- Schedule Outdoor Activities: Plan outdoor activities during cooler parts of the day, like early morning or late afternoon.
- Dress Appropriately: Choose loose-fitting, light-coloured clothing for your child. A wide-brimmed hat and sunglasses can also help protect them from the sun.
- Use Sunscreen: Apply sunscreen with SPF 30 or higher to protect their skin from sunburn.
- Take Regular Breaks: During outdoor activities, ensure your child takes regular breaks in the shade to cool down and rest.
- Never Leave Kids in Cars: Never leave your child alone in a parked car, even with the windows cracked.
- Teach Awareness: Educate your child about the signs of heat-related illnesses so they can recognize them and seek help if needed.
- Use Fans or Air Conditioning: Keep your home cool with fans or air conditioning during the summer season.
- Monitor Weather Alerts: Stay informed about heat advisories and take them seriously.

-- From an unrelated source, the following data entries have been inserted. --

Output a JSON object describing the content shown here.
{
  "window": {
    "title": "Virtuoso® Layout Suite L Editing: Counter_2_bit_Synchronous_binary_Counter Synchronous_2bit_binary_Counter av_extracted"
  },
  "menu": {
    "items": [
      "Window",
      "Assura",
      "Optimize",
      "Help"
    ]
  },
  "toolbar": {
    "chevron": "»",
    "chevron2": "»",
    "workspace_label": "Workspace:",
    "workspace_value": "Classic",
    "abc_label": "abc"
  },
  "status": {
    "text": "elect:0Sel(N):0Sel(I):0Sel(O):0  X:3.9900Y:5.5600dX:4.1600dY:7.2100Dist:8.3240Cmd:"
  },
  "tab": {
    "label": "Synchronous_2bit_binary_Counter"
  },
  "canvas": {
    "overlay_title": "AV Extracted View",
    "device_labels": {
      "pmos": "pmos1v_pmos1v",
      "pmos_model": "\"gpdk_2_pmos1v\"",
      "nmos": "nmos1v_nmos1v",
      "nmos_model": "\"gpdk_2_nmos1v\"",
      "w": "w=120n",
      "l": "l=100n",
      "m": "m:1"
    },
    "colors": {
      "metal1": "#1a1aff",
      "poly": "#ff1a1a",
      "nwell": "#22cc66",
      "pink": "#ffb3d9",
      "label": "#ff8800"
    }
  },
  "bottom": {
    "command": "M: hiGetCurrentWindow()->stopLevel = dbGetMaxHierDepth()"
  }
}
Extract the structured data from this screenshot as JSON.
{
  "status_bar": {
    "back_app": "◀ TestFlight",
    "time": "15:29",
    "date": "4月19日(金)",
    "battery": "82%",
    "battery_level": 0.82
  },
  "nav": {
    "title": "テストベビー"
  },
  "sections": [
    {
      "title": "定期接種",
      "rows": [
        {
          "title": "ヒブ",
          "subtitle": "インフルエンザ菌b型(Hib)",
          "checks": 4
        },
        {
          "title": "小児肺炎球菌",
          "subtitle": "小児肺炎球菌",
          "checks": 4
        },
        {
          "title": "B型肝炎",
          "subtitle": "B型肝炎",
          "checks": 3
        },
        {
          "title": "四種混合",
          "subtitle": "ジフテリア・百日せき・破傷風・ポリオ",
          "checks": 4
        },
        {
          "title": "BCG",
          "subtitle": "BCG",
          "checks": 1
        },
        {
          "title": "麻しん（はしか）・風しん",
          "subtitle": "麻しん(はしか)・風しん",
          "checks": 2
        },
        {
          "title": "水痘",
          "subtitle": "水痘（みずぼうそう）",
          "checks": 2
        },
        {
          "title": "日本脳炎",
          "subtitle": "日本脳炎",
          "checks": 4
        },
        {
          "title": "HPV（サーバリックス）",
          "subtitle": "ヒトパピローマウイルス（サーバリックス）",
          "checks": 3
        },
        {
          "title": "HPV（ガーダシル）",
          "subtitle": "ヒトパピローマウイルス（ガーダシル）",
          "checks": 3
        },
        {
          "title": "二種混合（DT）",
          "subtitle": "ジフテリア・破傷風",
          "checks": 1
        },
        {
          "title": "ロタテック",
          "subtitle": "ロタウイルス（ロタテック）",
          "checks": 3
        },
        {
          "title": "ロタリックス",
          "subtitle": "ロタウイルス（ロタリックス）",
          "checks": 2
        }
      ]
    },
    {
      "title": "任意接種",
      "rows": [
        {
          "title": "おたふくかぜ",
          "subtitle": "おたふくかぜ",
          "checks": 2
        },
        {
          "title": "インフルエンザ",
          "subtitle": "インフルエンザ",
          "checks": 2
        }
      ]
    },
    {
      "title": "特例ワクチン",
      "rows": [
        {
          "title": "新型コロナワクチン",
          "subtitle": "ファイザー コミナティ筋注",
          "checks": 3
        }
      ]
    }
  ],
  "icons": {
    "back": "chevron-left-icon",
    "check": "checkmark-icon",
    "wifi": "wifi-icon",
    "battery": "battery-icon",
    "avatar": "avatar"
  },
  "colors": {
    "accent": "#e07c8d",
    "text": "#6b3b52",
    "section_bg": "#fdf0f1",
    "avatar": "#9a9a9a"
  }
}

Summer should be a time of fun and joy for your children, but it’s essential to be aware of the risks associated with hot weather. Recognizing the signs of heat stroke in children and taking immediate action can make all the difference in preventing serious complications. By staying proactive and following these heatstroke preventive measures, you can ensure that your child stays safe, cool and healthy during the hottest months of the year. Go ahead and enjoy the sunshine!